Getting to Zero Emissions with Help from Smart Grid Functionality
22 Dec 2020
Paul N. A. Acchione
IEEE Smart Grid Webinars0
Webinar Replay on January 23, 2021 9AM UTC+8 Bejing (January 22, 2021 at 8PM EST)
WebEx invite will be sent shortly
The entire world is facing the requirement of managing the energy consumption in order to ensure that the energy demand and supply are balanced accordingly to suffice the future requirements. Countries are adapting transformative methods from conventional energy sources to renewable energy sources, and the number of prosumers is increasing than the number of consumers. During times, considering that the energy is not provided constantly and effectively, the energy providers have been required to adapt planned blackouts, which is a major hindrance for development of the country. Adapting methods to provide constant power supply while limiting the energy consumption in the consumer side has been identified as one of the most productive approaches to sustain As power systems decarbonize their generation, they will experience a new challenge. All zero-emission electrical power systems produce significant amounts of surplus clean electricity.
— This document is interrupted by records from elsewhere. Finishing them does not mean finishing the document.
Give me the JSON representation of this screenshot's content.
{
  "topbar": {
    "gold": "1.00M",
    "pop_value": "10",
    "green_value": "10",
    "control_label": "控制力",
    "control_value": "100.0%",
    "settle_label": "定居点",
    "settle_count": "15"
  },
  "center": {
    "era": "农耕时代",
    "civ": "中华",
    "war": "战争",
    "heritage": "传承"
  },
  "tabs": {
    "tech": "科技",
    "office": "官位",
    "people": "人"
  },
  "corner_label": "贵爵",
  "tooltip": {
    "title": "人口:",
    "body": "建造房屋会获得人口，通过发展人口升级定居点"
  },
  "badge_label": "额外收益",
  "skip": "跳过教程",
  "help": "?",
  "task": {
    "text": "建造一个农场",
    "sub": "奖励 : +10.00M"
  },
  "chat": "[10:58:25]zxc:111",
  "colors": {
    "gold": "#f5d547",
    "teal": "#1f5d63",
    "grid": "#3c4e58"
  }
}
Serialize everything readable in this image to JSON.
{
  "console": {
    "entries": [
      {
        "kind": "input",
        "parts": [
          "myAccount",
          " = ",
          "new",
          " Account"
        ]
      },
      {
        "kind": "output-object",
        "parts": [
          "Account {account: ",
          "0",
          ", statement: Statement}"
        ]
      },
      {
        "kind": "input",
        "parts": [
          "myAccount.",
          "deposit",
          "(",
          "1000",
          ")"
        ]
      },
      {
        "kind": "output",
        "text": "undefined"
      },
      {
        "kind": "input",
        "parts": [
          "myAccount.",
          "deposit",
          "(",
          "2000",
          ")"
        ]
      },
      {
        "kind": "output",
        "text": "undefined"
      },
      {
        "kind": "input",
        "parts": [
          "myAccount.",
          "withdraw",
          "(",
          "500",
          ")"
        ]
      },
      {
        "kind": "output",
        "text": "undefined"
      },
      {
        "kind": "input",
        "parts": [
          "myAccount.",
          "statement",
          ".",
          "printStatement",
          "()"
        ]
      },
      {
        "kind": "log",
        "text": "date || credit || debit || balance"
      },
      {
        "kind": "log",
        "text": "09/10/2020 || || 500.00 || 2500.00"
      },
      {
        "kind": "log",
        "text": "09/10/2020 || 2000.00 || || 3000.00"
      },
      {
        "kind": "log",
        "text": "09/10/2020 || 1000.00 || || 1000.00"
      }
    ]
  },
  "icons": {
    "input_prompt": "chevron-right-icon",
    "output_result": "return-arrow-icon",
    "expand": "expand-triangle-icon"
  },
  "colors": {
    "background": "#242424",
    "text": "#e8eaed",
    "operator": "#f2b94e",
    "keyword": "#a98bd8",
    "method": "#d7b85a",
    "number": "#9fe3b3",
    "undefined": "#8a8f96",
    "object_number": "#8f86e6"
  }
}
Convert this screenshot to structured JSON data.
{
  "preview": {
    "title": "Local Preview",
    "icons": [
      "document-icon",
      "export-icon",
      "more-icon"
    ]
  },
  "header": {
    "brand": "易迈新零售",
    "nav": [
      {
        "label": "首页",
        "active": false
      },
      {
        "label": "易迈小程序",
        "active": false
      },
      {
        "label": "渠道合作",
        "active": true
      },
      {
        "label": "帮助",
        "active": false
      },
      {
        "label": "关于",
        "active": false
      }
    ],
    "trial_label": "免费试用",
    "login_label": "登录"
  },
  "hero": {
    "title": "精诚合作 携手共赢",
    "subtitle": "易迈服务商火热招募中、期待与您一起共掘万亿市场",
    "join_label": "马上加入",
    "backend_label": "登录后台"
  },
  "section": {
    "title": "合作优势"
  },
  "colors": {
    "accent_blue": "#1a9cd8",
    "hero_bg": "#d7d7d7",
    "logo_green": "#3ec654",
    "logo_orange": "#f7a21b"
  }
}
The current practice in most jurisdictions is to curtail the excess production that can’t be stored or exported to neighbouring power grids. The webinar will present data from Ontario, Canada. Ontario’s power system is now about 94% carbon free and needs to manage significant amounts of surplus clean electricity. About half is stored or exported at low spot market prices to neighboring power grids and about half is currently curtailed (wasted). This webinar proposes some retail electricity price reforms and smart grid functionality that can enable consumers to cost effectively use that surplus clean electricity when it is available to displace their fossil fuel use, reduce their overall energy bills and lower their atmospheric emissions.